    So again, while I don’t pretend to be an expert or have the solutions, I think Google could (and SHOULD) play the largest part in the biggest accessibly fix on the WWW. They SHOULD be more responsible and made more accountable.

    While alt’s = SEO consideration, and while keyword stuffing alt’s (seem to) work on some SEO levels, and while accessibility is an optional element, accessibility will rank second to SEO most of the time; not by EVERYONE, and certainly not by me, but definitely by those who don’t care, and/or don’t know any better . That I do know.

    Sad but true.

  16. While Google continue to use the alt attribute as a ranking factor, those who Rank for a living will continue to use it. And no offense to the accessibility activists (I myself care, and have a friend who 100% vision impaired) you cannot blame them for doing so.

    Actually, I can blame them, and I will. Google shares in the responsibility because this is a signal for ranking; but Google did not build your web site for you and make the decision to include these terms.

    Frankly, keywords in alt attributes should be a ranking signal; but the boundary between keyword stuffing needs to sit at a very low threshold.

    There’s nothing in the SEOmoz article which might indicate that keywords in alt attributes approach a threshold for keyword stuffing sooner than terms elsewhere; but this is something which I think should be addressed.

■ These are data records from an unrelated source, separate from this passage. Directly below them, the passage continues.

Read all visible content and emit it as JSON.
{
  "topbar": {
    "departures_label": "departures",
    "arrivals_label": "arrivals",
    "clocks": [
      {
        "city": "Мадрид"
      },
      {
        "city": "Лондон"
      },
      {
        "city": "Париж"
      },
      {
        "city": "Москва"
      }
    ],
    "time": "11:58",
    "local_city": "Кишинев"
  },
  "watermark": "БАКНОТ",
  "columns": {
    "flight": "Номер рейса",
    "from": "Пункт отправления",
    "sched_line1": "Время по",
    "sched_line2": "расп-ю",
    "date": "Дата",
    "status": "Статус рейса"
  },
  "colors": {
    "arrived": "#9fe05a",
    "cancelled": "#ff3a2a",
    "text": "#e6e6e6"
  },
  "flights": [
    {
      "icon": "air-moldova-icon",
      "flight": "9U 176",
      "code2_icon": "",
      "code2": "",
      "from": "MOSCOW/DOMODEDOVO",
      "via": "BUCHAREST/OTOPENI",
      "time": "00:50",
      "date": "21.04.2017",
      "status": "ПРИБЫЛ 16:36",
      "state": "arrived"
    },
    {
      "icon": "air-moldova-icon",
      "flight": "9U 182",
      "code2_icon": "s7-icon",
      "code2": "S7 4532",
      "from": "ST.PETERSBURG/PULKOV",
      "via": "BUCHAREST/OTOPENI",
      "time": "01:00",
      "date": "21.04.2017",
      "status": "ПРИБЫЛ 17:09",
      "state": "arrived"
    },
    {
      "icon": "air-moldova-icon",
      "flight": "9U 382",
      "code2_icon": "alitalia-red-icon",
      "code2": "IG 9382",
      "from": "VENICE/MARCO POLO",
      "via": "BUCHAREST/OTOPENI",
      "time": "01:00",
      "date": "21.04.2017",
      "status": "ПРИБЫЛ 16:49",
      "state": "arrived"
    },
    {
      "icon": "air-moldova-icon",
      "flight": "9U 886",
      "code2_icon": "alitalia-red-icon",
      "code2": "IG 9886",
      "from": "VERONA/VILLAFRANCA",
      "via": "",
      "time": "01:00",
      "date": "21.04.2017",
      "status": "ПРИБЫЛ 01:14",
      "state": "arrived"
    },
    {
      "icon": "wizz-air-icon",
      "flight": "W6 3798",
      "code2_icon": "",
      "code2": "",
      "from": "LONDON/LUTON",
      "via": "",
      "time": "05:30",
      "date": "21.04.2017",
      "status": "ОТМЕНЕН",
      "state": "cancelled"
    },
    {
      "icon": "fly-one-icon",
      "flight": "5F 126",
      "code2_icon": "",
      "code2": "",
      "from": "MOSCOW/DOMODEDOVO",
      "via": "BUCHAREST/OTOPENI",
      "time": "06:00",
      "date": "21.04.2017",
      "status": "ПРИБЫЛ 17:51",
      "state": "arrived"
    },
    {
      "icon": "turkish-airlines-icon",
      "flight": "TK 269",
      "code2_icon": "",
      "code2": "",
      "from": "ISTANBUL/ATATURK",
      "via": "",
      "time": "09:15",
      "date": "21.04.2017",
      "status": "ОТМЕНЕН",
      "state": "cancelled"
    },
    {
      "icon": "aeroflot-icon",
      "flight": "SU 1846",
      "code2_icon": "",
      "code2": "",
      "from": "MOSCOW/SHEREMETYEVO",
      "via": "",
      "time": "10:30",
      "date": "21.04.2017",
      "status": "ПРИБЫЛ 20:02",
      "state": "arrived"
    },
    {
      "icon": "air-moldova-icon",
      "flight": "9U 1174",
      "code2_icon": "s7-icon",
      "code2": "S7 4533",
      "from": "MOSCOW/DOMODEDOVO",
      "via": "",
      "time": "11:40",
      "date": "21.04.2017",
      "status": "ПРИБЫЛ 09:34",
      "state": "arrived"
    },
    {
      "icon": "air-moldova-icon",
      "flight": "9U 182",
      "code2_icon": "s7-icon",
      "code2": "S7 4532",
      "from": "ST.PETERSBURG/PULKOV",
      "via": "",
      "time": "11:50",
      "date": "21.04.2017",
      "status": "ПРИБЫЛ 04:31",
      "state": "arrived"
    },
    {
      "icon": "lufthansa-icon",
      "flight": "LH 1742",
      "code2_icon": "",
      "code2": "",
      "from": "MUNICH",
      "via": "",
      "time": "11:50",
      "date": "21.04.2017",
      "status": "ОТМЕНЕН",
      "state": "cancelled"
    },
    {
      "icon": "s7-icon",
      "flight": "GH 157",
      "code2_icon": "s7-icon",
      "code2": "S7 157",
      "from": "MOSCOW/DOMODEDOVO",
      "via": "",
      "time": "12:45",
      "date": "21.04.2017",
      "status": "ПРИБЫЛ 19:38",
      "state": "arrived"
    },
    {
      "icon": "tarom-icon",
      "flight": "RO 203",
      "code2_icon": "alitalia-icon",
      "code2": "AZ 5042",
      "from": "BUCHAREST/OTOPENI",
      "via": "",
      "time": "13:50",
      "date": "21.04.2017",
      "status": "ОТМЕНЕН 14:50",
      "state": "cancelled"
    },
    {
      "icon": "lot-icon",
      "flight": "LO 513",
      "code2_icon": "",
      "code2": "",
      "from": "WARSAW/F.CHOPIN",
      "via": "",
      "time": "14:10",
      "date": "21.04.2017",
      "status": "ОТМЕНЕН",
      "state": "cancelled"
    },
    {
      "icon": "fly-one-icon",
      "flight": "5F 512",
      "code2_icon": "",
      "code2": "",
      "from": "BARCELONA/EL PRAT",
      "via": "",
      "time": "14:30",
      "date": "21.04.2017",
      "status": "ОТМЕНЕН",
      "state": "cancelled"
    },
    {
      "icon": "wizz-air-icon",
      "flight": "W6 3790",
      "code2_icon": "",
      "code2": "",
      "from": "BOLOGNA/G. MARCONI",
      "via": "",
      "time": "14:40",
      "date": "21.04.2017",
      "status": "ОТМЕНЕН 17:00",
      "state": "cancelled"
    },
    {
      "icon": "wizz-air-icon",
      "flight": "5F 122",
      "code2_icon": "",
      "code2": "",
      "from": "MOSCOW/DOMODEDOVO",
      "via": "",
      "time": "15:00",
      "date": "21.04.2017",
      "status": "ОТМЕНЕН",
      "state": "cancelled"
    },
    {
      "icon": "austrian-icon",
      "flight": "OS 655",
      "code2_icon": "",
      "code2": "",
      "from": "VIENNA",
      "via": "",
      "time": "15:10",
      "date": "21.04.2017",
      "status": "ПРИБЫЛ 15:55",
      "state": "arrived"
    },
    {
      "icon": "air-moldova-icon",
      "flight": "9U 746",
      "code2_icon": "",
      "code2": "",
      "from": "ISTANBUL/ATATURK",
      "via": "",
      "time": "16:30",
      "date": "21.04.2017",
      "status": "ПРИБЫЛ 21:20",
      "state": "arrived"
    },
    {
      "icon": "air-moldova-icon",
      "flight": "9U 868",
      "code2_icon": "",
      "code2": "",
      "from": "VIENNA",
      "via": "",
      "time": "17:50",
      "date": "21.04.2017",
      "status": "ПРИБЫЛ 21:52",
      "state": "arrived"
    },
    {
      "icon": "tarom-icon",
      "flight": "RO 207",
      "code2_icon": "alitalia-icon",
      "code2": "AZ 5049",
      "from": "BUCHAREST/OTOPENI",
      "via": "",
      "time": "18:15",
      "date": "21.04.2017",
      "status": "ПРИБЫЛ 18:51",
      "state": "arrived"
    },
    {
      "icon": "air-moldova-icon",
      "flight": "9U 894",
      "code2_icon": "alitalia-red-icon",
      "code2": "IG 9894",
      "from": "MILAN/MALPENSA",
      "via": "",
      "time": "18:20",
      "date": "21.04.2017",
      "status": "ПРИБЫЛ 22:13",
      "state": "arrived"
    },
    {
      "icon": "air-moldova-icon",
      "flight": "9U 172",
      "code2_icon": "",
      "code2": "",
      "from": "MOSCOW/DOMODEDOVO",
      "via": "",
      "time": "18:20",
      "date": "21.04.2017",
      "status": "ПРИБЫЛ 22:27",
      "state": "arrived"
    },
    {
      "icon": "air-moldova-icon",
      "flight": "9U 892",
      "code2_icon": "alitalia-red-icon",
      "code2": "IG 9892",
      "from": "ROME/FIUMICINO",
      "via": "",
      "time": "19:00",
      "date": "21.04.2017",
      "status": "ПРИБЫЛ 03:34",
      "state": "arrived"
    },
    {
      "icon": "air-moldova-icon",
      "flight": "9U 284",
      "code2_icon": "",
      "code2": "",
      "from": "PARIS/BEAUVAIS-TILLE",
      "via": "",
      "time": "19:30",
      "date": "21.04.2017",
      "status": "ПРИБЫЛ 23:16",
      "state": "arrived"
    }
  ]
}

    It’s absolutely true that Google could eliminate the problem entirely — but I don’t think it’s that simple. In fact, I don’t really think that Google’s ranking factors are the problem — the problem is what people think they need to do in order to be successful ranking with Google. If people think that image alternate texts are important, they will be abused.

    I just want people to understand the consequences.

  17. So, if it is the case that keyworded alt attributes are both SEO-advantageous and counter-accessible, why aren’t Google more accountable?

    While Google continue to use the alt attribute as a ranking factor, those who Rank for a living will continue to use it. And no offense to the accessibility activists (I myself care, and have a friend who 100% vision impaired) you cannot blame them for doing so.

    The problem is if an employer/business is paying you for SEO services, and they don’t care for, or are paying for accessibility, what can you do?

    The single biggest movement should come from Google, shouldn’t it? In one fowl swoop (nullifying alt attribute SEO considerations) they can make make the Internet more accessible and less keyword spammy!

    It is sad and less-than-optimistic that we’re in 2009 and keyword spamming is still so effective.

  18. I agree completely Joe. This is one of those balancing act things. There’s nothing specifically wrong with using a keyword in an alt attribute and I won’t question the SEOmoz findings. You just have to think about the people who rely on those alt attributes first.

    The problem when SEOmoz reports something like that is some will take the idea too far and think it’s in their best interest to stuff keywords. Hopefully most people will think users first and spiders second.

  19. Nice to be back once in a while! Occasionally, work lets me out of the cage 😉

  20. And nice to see you here, Marco!

  21. It’s a pretty key difference in goals — although I do want to emphasize that the article did not say “put keywords in your alt attributes,” it simply said that having keywords in your alt attributes is effective for SEO.

    Of course, being SEOmoz, they may as well have said that.

    I can’t say that it was wrong to come out and say “this is what the data shows,” but boy I wish they would also have said “but these are the problems caused by actually doing it.”

  22. Wow. It just goes to show you some of the disconnects between SEO and accessibility. Ouch!